For the Love of All That is Holy, people..... Trash in, Trash OUT. Leave No Trace.
The amount (and kind) of garbage we found there was a disgrace. Litter seems to be getting worse in general around the park, but I was especially disgusted at the state of affairs on this holiday weekend. Just be glad I didn't pan down in that Falls photo.

Tuesday, July 5, 2011

Misty morning

On July 4th, we were up before dawn to head out for sunrise in Cades Cove in the Great Smoky Mtns. We haven't been in the Cove that early before, I'm not a morning person. It was well worth the effort. Not only did we see some wonderful misty sights, we also beat the heat and most of the crowds.

I imagine it was packed later in the day; we were out by 11:00 am (as always in the back half of the loop, we were stuck behind the ubiquitous Cove traffic-jammer, who drives 5mph and never pulls over).

The breaking of day was magical.

It was cool and quiet, we saw plenty of crows and a handful of deer, some playfully frolicking in the fields.

The road to Abrams Falls.

My next post will cover our hike to the falls and tornado damage.

Friday, July 1, 2011

Freaky Friday 7.1.11

Today's Freaky Friday comes from yesterday's hike in the Smokies, on trails out of Elkmont. Nice weather, lots of people out and about along the Little River. We went out to the Goshen Gate Bridge and I waded in the river; we saw a mink running along the opposite bank. Met a large group of young backpackers headed for bc #23 then up to the AT today.

On the way back, we diverted onto Huskey Gap Trail over to bc#21 (the new one) to see if anybody was there (spotted at least 1 tent). Along the HGT we passed what I guess is a timber rattlesnake chillin at the edge of the trail.

It was motionless, it never rattled or showed aggression. It was determined to be best to encourage it away from the trail with a long branch.

It was a big fat beauty, and I didn't know they came so dark - that's the only reason I noticed it.... the blackness stood out in the brown terrain. Steve Irwin over there with the stick was in heaven and lamenting the fact that he couldn't bring this snake home. *eyetwitch*
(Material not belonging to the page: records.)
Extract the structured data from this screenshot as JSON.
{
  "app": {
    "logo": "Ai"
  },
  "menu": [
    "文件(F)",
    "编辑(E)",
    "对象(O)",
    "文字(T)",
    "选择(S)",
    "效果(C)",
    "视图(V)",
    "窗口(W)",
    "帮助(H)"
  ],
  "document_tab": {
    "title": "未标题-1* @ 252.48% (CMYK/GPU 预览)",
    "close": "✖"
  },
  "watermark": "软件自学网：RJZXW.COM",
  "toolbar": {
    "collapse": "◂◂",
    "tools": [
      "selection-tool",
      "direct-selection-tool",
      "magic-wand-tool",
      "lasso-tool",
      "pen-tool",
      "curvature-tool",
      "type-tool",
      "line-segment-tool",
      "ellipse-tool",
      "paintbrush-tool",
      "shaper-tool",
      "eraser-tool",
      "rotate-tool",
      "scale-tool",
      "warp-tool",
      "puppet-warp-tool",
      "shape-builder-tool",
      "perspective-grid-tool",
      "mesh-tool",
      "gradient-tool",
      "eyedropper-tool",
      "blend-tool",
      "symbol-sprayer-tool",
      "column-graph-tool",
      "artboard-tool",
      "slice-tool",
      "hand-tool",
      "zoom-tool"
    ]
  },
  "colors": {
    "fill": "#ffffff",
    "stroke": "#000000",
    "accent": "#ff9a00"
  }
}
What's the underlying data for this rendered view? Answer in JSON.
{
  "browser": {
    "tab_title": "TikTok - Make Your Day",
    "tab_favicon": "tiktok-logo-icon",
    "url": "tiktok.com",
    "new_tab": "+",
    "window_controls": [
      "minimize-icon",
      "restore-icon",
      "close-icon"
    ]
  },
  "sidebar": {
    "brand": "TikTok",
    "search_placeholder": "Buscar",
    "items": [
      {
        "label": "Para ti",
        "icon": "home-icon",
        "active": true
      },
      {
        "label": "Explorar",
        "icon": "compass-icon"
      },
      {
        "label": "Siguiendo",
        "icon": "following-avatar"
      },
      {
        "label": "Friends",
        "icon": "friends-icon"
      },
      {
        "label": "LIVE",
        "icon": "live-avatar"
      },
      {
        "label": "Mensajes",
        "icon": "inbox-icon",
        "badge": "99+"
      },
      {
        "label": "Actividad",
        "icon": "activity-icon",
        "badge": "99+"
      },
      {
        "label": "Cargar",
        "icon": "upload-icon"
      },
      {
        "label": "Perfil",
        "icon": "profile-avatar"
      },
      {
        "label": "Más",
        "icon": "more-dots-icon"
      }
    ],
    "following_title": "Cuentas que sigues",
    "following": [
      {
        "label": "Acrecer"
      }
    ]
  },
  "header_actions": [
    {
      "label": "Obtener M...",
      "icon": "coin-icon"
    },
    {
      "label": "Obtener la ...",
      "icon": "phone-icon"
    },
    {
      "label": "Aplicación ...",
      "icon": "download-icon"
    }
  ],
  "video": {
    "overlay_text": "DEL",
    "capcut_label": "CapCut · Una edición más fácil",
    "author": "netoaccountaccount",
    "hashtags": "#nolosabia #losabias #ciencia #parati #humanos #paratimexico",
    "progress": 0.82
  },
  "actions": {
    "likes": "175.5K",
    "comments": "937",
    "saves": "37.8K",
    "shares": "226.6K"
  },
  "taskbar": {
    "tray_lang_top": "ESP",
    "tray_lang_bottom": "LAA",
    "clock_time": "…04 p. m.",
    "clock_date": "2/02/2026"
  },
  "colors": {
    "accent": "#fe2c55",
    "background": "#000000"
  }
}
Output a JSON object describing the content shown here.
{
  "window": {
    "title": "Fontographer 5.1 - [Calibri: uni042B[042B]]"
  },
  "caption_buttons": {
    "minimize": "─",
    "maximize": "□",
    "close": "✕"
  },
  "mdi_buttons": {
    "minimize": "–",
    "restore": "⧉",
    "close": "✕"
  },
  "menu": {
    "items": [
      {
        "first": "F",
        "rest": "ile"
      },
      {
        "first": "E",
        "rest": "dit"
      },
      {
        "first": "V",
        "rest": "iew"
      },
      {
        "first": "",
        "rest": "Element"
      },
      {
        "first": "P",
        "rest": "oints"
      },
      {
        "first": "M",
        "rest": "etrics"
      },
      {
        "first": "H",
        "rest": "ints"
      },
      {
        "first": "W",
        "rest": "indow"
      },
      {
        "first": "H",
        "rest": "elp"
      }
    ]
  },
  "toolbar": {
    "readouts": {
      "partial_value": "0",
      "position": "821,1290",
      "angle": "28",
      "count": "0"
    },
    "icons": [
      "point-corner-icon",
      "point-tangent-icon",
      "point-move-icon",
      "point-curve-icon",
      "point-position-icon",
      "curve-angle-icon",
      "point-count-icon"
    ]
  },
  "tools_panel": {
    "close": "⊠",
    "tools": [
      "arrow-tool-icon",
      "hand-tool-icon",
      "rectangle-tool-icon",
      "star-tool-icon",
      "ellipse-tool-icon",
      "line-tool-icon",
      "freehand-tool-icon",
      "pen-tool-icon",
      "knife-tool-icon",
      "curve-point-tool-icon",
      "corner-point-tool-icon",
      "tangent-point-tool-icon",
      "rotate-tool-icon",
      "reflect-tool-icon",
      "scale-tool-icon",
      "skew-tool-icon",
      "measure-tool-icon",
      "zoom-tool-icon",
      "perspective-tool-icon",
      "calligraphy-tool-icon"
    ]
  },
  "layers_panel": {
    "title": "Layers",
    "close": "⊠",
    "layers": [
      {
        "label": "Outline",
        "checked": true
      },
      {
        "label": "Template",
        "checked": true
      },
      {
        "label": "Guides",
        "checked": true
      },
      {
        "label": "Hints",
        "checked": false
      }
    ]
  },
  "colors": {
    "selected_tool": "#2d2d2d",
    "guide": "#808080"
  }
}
Also here's a freaky fungus. I'm going to be classy and say it looks like a heart.